Our relationship with Amity Press is much more than just for “business”. We work as partners and friends. It is quite a unique situation… never before experienced with other business partners. So it was with great joy that we received the short visit of Fany Zhang, our main contact at Amity Press. She came to Macau with her parents for a visit.

Last year we printed more than 400,000 books at Amity. Today we already have more than 200,000 books being printed and many more to come, of course.

(L-R) Parents of Fany, Fr. Rossa, Fany & Divine

New contacts from Shaanxi

Where is Shaanxi?

Shaanxi, in the central part of China, has an extension of 205,000 square kilometers and a population of 37 million people.

Shaanxi is considered one of the cradles of Chinese civilization. The province's principal city and current capital, Xi'an, is one of the four great ancient capitals of China and is the eastern terminus of the Silk Road, which leads to Europe, Arabia and Africa.

One of the most devastating earthquakes in history occurred near Hua Shan, in south-eastern part of Shaanxi Province on January 23, 1556, killing an estimated 830,000 people.

The most important touristic destination in Shaanxi is the visit to the famous Terracotta Army: these are the Terracotta Army and Horses of Qin Shi Huang the First Emperor of China. The terracotta figures, dating from 210 BC, were discovered in 1974 by some local farmers. Current estimates are that in the three pits containing the Terracotta Army there were over 8,000 soldiers, 130 chariots with 520 horses and 150 cavalry horses, the majority of which are still buried in the pits.

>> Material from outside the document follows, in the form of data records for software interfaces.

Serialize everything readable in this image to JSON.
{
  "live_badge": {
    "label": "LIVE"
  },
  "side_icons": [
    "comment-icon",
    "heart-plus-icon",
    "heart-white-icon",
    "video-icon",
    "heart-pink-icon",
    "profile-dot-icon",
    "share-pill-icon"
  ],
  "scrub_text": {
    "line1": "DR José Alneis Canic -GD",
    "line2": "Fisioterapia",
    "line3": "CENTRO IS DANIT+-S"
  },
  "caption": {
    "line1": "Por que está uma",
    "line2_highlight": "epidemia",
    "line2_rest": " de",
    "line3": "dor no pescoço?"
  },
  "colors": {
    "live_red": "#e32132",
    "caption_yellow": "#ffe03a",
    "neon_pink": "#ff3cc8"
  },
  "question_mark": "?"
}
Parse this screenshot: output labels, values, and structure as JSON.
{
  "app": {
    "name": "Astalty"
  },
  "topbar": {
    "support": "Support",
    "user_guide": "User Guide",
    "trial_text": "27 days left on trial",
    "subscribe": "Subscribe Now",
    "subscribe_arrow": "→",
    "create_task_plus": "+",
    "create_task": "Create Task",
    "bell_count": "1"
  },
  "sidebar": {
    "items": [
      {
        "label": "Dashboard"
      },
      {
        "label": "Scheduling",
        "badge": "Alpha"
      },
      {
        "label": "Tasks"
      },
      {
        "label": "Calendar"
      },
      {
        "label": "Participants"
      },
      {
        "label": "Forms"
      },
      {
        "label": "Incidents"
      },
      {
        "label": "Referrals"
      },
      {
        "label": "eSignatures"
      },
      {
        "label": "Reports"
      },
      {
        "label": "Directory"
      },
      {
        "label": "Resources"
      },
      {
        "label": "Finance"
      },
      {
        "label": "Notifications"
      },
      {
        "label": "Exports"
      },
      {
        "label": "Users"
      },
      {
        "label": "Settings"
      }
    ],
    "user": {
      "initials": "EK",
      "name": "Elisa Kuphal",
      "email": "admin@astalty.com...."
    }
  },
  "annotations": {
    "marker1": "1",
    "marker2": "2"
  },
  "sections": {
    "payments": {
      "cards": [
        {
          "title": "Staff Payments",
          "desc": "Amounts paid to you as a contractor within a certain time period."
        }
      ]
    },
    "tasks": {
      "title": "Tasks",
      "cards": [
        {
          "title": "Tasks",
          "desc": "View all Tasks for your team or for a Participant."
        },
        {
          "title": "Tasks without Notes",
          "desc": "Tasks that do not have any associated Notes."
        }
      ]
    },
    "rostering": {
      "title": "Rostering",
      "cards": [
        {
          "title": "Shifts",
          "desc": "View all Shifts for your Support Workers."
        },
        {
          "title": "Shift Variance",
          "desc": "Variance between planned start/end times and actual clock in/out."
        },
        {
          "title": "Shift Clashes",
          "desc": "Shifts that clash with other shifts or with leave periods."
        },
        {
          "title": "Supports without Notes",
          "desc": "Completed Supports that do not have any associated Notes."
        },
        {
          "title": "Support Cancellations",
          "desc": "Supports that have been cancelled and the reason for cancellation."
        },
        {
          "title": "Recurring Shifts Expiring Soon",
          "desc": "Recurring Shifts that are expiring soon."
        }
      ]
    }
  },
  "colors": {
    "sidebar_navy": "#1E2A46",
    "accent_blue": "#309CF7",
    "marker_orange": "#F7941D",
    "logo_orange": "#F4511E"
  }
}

From Shaanxi came some visitors, Fr. John Bai and a group of lay people. They belong to the diocese of Yan’an very close to the capital Xi’an. The diocese counts with one bishop, Msgr Francis Tong Hui, 31 priests and about 15,000 Catholics. They are inaugurating a new Pastoral Center and came looking for books. From our “Parish Library” project we shall supply as many Chinese books as we can.

Here they are:

Incredible Chinese dance…

Almost unbelievable…
Don’t miss it
And hope to meet you once again next month.